The Immigration and Naturalization Act (“INA”) did not prohibit the employment of undocumented workers until Congress amended it by passing the Immigration Reform and Control Act of 1986 (“IRCA”), two years after the Supreme Court decided Sure-Tan, Inc. The IRCA prohibits the employment of undocumented workers and provides both civil and criminal penalties for employers who knowingly hire undocumented workers.

Congress intended IRCA’s employer sanctions to deter illegal immigration by complementing the enforcement of wage and hour laws of the Fair Labor Standards Act (“FLSA”) with respect to undocumented workers. Congress believed that uniform enforcement of worker protection laws with respect to undocumented and legal workers alike would remove the economic incentive for employers to hire undocumented workers over legally authorized workers. The IRCA’s passage was a response to Congress’ perception that programs intended to deter illegal immigration, by targeting the employers of undocumented workers, were not sufficiently effective and that sanctions would provide additional deterrence. The IRCA’s legislative history indicates that Congress intended employer sanctions to complement, rather than replace, enforcement of worker protection laws.

E. Del Rey Tortilleria, Inc. v. NLRB: The Seventh Circuit Prohibits Back Pay Until Proof of Authorization to Work

In 1992, the Seventh Circuit Court of Appeals, in Del Rey Tortilleria, Inc. v. NLRB, also addressed whether Sure-Tan, Inc. precluded the NLRB from awarding back pay where undocumented workers remained in the United States after their unlawful discharge. The court concluded that an undocumented worker who remains in the United States after an unlawful discharge may not receive back pay for his employer’s NLRA violation until he demonstrates that he was legally present and entitled to work. Because NLRA back pay was a remedial measure, the court reasoned that the worker had not suffered any compensable harm unless he could show that he was legally employable during the back pay period. The court interpreted Sure-Tan, Inc. to prohibit undocumented workers from receiving back pay before showing proof of legal employment status.

Although the court decided Del Rey Tortilleria, Inc. after the IRCA’s passage, the illegality of employing undocumented workers was not a factor in the court’s decision to preclude back pay because Del Ray Tortilleria, Inc. hired the workers prior to the IRCA’s passage. The court acknowledged that the IRCA did not control the rights of the parties but noted in dicta that the IRCA would preclude back pay for undocumented workers discharged in violation of the NLRA.

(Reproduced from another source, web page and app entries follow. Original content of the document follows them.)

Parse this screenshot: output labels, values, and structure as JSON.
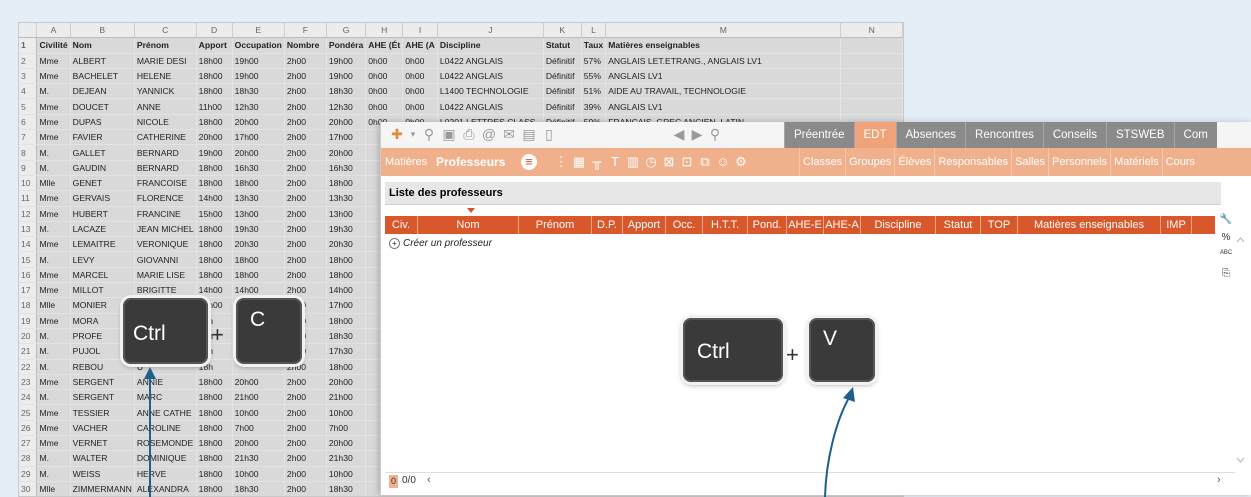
{
  "spreadsheet": {
    "columns": [
      "A",
      "B",
      "C",
      "D",
      "E",
      "F",
      "G",
      "H",
      "I",
      "J",
      "K",
      "L",
      "M",
      "N"
    ],
    "header_row": [
      "Civilité",
      "Nom",
      "Prénom",
      "Apport",
      "Occupation",
      "Nombre",
      "Pondéra",
      "AHE (Ét",
      "AHE (A",
      "Discipline",
      "Statut",
      "Taux",
      "Matières enseignables",
      ""
    ],
    "rows": [
      [
        "Mme",
        "ALBERT",
        "MARIE DESI",
        "18h00",
        "19h00",
        "2h00",
        "19h00",
        "0h00",
        "0h00",
        "L0422  ANGLAIS",
        "Définitif",
        "57%",
        "ANGLAIS LET.ETRANG., ANGLAIS LV1",
        ""
      ],
      [
        "Mme",
        "BACHELET",
        "HELENE",
        "18h00",
        "19h00",
        "2h00",
        "19h00",
        "0h00",
        "0h00",
        "L0422  ANGLAIS",
        "Définitif",
        "55%",
        "ANGLAIS LV1",
        ""
      ],
      [
        "M.",
        "DEJEAN",
        "YANNICK",
        "18h00",
        "18h30",
        "2h00",
        "18h30",
        "0h00",
        "0h00",
        "L1400  TECHNOLOGIE",
        "Définitif",
        "51%",
        "AIDE AU TRAVAIL, TECHNOLOGIE",
        ""
      ],
      [
        "Mme",
        "DOUCET",
        "ANNE",
        "11h00",
        "12h30",
        "2h00",
        "12h30",
        "0h00",
        "0h00",
        "L0422  ANGLAIS",
        "Définitif",
        "39%",
        "ANGLAIS LV1",
        ""
      ],
      [
        "Mme",
        "DUPAS",
        "NICOLE",
        "18h00",
        "20h00",
        "2h00",
        "20h00",
        "0h00",
        "0h00",
        "L0201  LETTRES CLASS",
        "Définitif",
        "59%",
        "FRANCAIS, GREC ANCIEN, LATIN",
        ""
      ],
      [
        "Mme",
        "FAVIER",
        "CATHERINE",
        "20h00",
        "17h00",
        "2h00",
        "17h00",
        "",
        "",
        "",
        "",
        "",
        "",
        ""
      ],
      [
        "M.",
        "GALLET",
        "BERNARD",
        "19h00",
        "20h00",
        "2h00",
        "20h00",
        "",
        "",
        "",
        "",
        "",
        "",
        ""
      ],
      [
        "M.",
        "GAUDIN",
        "BERNARD",
        "18h00",
        "16h30",
        "2h00",
        "16h30",
        "",
        "",
        "",
        "",
        "",
        "",
        ""
      ],
      [
        "Mlle",
        "GENET",
        "FRANCOISE",
        "18h00",
        "18h00",
        "2h00",
        "18h00",
        "",
        "",
        "",
        "",
        "",
        "",
        ""
      ],
      [
        "Mme",
        "GERVAIS",
        "FLORENCE",
        "14h00",
        "13h30",
        "2h00",
        "13h30",
        "",
        "",
        "",
        "",
        "",
        "",
        ""
      ],
      [
        "Mme",
        "HUBERT",
        "FRANCINE",
        "15h00",
        "13h00",
        "2h00",
        "13h00",
        "",
        "",
        "",
        "",
        "",
        "",
        ""
      ],
      [
        "M.",
        "LACAZE",
        "JEAN MICHEL",
        "18h00",
        "19h30",
        "2h00",
        "19h30",
        "",
        "",
        "",
        "",
        "",
        "",
        ""
      ],
      [
        "Mme",
        "LEMAITRE",
        "VERONIQUE",
        "18h00",
        "20h30",
        "2h00",
        "20h30",
        "",
        "",
        "",
        "",
        "",
        "",
        ""
      ],
      [
        "M.",
        "LEVY",
        "GIOVANNI",
        "18h00",
        "18h00",
        "2h00",
        "18h00",
        "",
        "",
        "",
        "",
        "",
        "",
        ""
      ],
      [
        "Mme",
        "MARCEL",
        "MARIE LISE",
        "18h00",
        "18h00",
        "2h00",
        "18h00",
        "",
        "",
        "",
        "",
        "",
        "",
        ""
      ],
      [
        "Mme",
        "MILLOT",
        "BRIGITTE",
        "14h00",
        "14h00",
        "2h00",
        "14h00",
        "",
        "",
        "",
        "",
        "",
        "",
        ""
      ],
      [
        "Mlle",
        "MONIER",
        "THALIA",
        "18h00",
        "17h00",
        "2h00",
        "17h00",
        "",
        "",
        "",
        "",
        "",
        "",
        ""
      ],
      [
        "Mme",
        "MORA",
        "",
        "18h",
        "",
        "2h00",
        "18h00",
        "",
        "",
        "",
        "",
        "",
        "",
        ""
      ],
      [
        "M.",
        "PROFE",
        "",
        "18h",
        "",
        "2h00",
        "18h30",
        "",
        "",
        "",
        "",
        "",
        "",
        ""
      ],
      [
        "M.",
        "PUJOL",
        "",
        "20h",
        "",
        "2h00",
        "17h30",
        "",
        "",
        "",
        "",
        "",
        "",
        ""
      ],
      [
        "M.",
        "REBOU",
        "U",
        "18h",
        "",
        "2h00",
        "18h00",
        "",
        "",
        "",
        "",
        "",
        "",
        ""
      ],
      [
        "Mme",
        "SERGENT",
        "ANNIE",
        "18h00",
        "20h00",
        "2h00",
        "20h00",
        "",
        "",
        "",
        "",
        "",
        "",
        ""
      ],
      [
        "M.",
        "SERGENT",
        "MARC",
        "18h00",
        "21h00",
        "2h00",
        "21h00",
        "",
        "",
        "",
        "",
        "",
        "",
        ""
      ],
      [
        "Mme",
        "TESSIER",
        "ANNE CATHE",
        "18h00",
        "10h00",
        "2h00",
        "10h00",
        "",
        "",
        "",
        "",
        "",
        "",
        ""
      ],
      [
        "Mme",
        "VACHER",
        "CAROLINE",
        "18h00",
        "7h00",
        "2h00",
        "7h00",
        "",
        "",
        "",
        "",
        "",
        "",
        ""
      ],
      [
        "Mme",
        "VERNET",
        "ROSEMONDE",
        "18h00",
        "20h00",
        "2h00",
        "20h00",
        "",
        "",
        "",
        "",
        "",
        "",
        ""
      ],
      [
        "M.",
        "WALTER",
        "DOMINIQUE",
        "18h00",
        "21h30",
        "2h00",
        "21h30",
        "",
        "",
        "",
        "",
        "",
        "",
        ""
      ],
      [
        "M.",
        "WEISS",
        "HERVE",
        "18h00",
        "10h00",
        "2h00",
        "10h00",
        "",
        "",
        "",
        "",
        "",
        "",
        ""
      ],
      [
        "Mlle",
        "ZIMMERMANN",
        "ALEXANDRA",
        "18h00",
        "18h30",
        "2h00",
        "18h30",
        "",
        "",
        "",
        "",
        "",
        "",
        ""
      ]
    ]
  },
  "keys": {
    "copy_mod": "Ctrl",
    "copy_key": "C",
    "paste_mod": "Ctrl",
    "paste_key": "V",
    "plus": "+"
  },
  "app": {
    "nav_tabs": [
      "Préentrée",
      "EDT",
      "Absences",
      "Rencontres",
      "Conseils",
      "STSWEB",
      "Com"
    ],
    "active_nav": "EDT",
    "ribbon_left": [
      "Matières",
      "Professeurs"
    ],
    "ribbon_right": [
      "Classes",
      "Groupes",
      "Élèves",
      "Responsables",
      "Salles",
      "Personnels",
      "Matériels",
      "Cours"
    ],
    "list_title": "Liste des professeurs",
    "columns": [
      "Civ.",
      "Nom",
      "Prénom",
      "D.P.",
      "Apport",
      "Occ.",
      "H.T.T.",
      "Pond.",
      "AHE-E",
      "AHE-A",
      "Discipline",
      "Statut",
      "TOP",
      "Matières enseignables",
      "IMP"
    ],
    "create_label": "Créer un professeur",
    "pager": "0/0",
    "pager_box": "0",
    "side_icons": [
      "wrench-icon",
      "percent-icon",
      "abc-icon",
      "copy-icon"
    ],
    "side_labels": [
      "🔧",
      "%",
      "ABC",
      "⎘"
    ]
  },
  "colors": {
    "orange_dark": "#d9582b",
    "orange_light": "#f0b08c",
    "arrow": "#1f5f8b",
    "key_bg": "#3a3a3a"
  }
}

F. NLRB v. A.P.R.A. Fuel Oil Buyers Group, Inc.: The Second Circuit Allows Back Pay Pending Authorization for a Reasonable Time

In 1997, the Second Circuit Court of Appeals, in NLRB v. A.P.R.A. Fuel Oil Buyers Group, Inc., enforced an NLRB order that represented a new NLRB policy regarding the availability of back pay to undocumented workers. In A.P.R.A. Fuel Oil Buyers Group, Inc., an employer violated the IRCA by hiring employees who it knew were undocumented and then violated NLRA section 8(a)(3) by firing the undocumented workers after they supported a union. The NLRB ordered reinstatement contingent upon the workers’ successful application for green cards. The NLRB tailored its back pay award so that it would not conflict with the IRCA by awarding back pay for the period between the unlawful discharge and the conditional reinstatement, or for a reasonable time after the discharge if the workers did not obtain authorization to work. The Second Circuit Court of Appeals held that the IRCA’s passage did not diminish the availability of NLRA remedies. The court relied in part on Congress’ statements that it intended the IRCA to deter employers from hiring undocumented workers. Consequently, Congress did not intend to diminish labor protections then available.